With rolling hills and long fescue and pot bunkers more typical of the British Isles, Dye created Whistling Straits in 1998 and made it a course deserving of a major championship. But what really brought links-style golf to Wisconsin this week was something Dye couldn't truck in: winds whipping off the water, a light rain that makes the grasses slick, air just cold enough to create doubt in their golfers' grips.
'We keep looking to see if we can see Ireland across the water,' Davis Love III said Wednesday, a day before the start of the PGA Championship. 'You just feel like you're playing in Scotland.'
Signposts like the one that says 'Turnberry, 3653 miles' remind visitors that they are farther from Cruden Bay (3,711 miles) than Green Bay (59). The waters on Lake Michigan are calm, and are protected by a U.S. Coast Guard cutter stationed about a mile offshore.
Turn from the water and there is America's Dairyland in all its splendor: Cue the cows and tractors. But look at the 17th hole, a 223-yard par 3 running cliffside along the lake, and it is enough to make Darren Clarke homesick for Northern Ireland.
'If you try and remember all of the most difficult holes of all of the courses at home, put them all together,' he said, 'I think you'll have this one here.'

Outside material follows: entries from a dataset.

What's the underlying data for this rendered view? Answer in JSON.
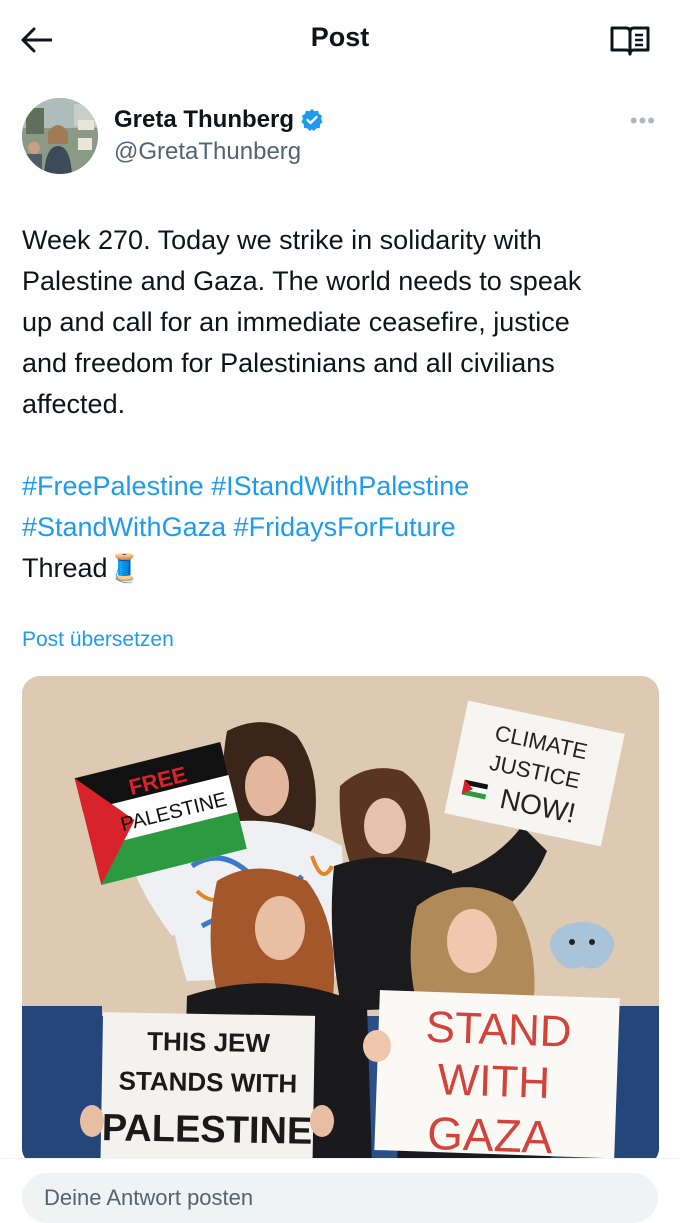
{
  "header": {
    "title": "Post",
    "back_icon": "arrow-left-icon",
    "reader_icon": "book-open-icon"
  },
  "author": {
    "display_name": "Greta Thunberg",
    "handle": "@GretaThunberg",
    "verified_icon": "verified-badge-icon",
    "verified_color": "#1d9bf0",
    "more_label": "•••"
  },
  "tweet": {
    "text_lines": [
      "Week 270. Today we strike in solidarity with",
      "Palestine and Gaza. The world needs to speak",
      "up and call for an immediate ceasefire, justice",
      "and freedom for Palestinians and all civilians",
      "affected."
    ],
    "hashtags_line1": [
      "#FreePalestine",
      "#IStandWithPalestine"
    ],
    "hashtags_line2": [
      "#StandWithGaza",
      "#FridaysForFuture"
    ],
    "thread_label": "Thread",
    "thread_emoji": "🧵",
    "hashtag_color": "#1d9bf0"
  },
  "translate_label": "Post übersetzen",
  "photo": {
    "signs": {
      "free_palestine": [
        "FREE",
        "PALESTINE"
      ],
      "climate_justice": [
        "CLIMATE",
        "JUSTICE",
        "NOW!"
      ],
      "this_jew": [
        "THIS JEW",
        "STANDS WITH",
        "PALESTINE"
      ],
      "stand_with_gaza": [
        "STAND",
        "WITH",
        "GAZA"
      ]
    }
  },
  "reply": {
    "placeholder": "Deine Antwort posten"
  }
}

Even on the loveliest of summer days, when a gentle lake breeze blows and the sun keeps the grass dry, Whistling Straits is a difficult course - perhaps the toughest and definitely the longest ever to host a major on U.S. soil. But temperatures in the low 50s and the potential for crosswinds on a linear layout promise to make this week difficult for golfers and fans alike.
'It's all weather,' said Jerry Kelly, a Madison native who is one of the few pros to have played Whistling Straits before this week's tournament. 'This place, if it's calm, I think 15 under could win. If it blows, I think even par could do pretty darned well.'
It's not just the competitors who have to worry about the hilly, 7,514-yard track. Although fans attending the tournament will have plenty of room to roam and scenic vantage points to watch the competition, they will do so with effort.
A pebbly path strewn with hay weaves through the course, but to get closer to the golfers - and appreciate the misery they will face - fans can trudge up and down the hills, through the long wet grass and an occasional bunker that straddles the ropes, amoeba-like.
To walk around the course on Wednesday was to witness several slips and one man, half-intentionally, dropping to his bottom to slide down a hill for a better view of the 18th fairway.
'You've got to be careful,' said Jill Stimach, who came up for the day from Waukesha with her husband only to have her umbrella upended by winds of 10 to 20 mph. 'It's not for everybody, that's for sure.'
How about playing it?
'It would be a little tough for me,' she said.
'I think it's going to be a little tough for them, too,' her husband, Dale, said with a nod toward the golfers.
Stands selling ice cream and frozen lemonade on Wednesday were doing little business. 'Evacuation vehicles' stood by in case of lightning; with the four-mile layout, it's even more important at Whistling Straits to get the players from the farthest reaches of the course quickly.
'We picked the worst weather day,' Jill Stimach said.
'You don't know what it's going to be like tomorrow,' Dale said.
Compared to tailgating at a Green Bay Packers game in December, though, this day near the beach was a day at the beach.
'We're pretty hearty in Wisconsin,' Jill said. 'We can handle it.'
Dye built Whistling Straits on an assignment from bathroom fixture magnate Herb Kohler with the goal of making it challenging for the pros but still playable for the weekend duffer. The course's success, he said, convinced him that a little piece of Ireland wasn't out of place here at all.
'You don't have to worry about the golfers of Wisconsin,' he said. 'They have been climbing these hills for five years and they are going to climb all over the place.
'They don't know if it's raining or snowing. They play out here and they keep coming back.'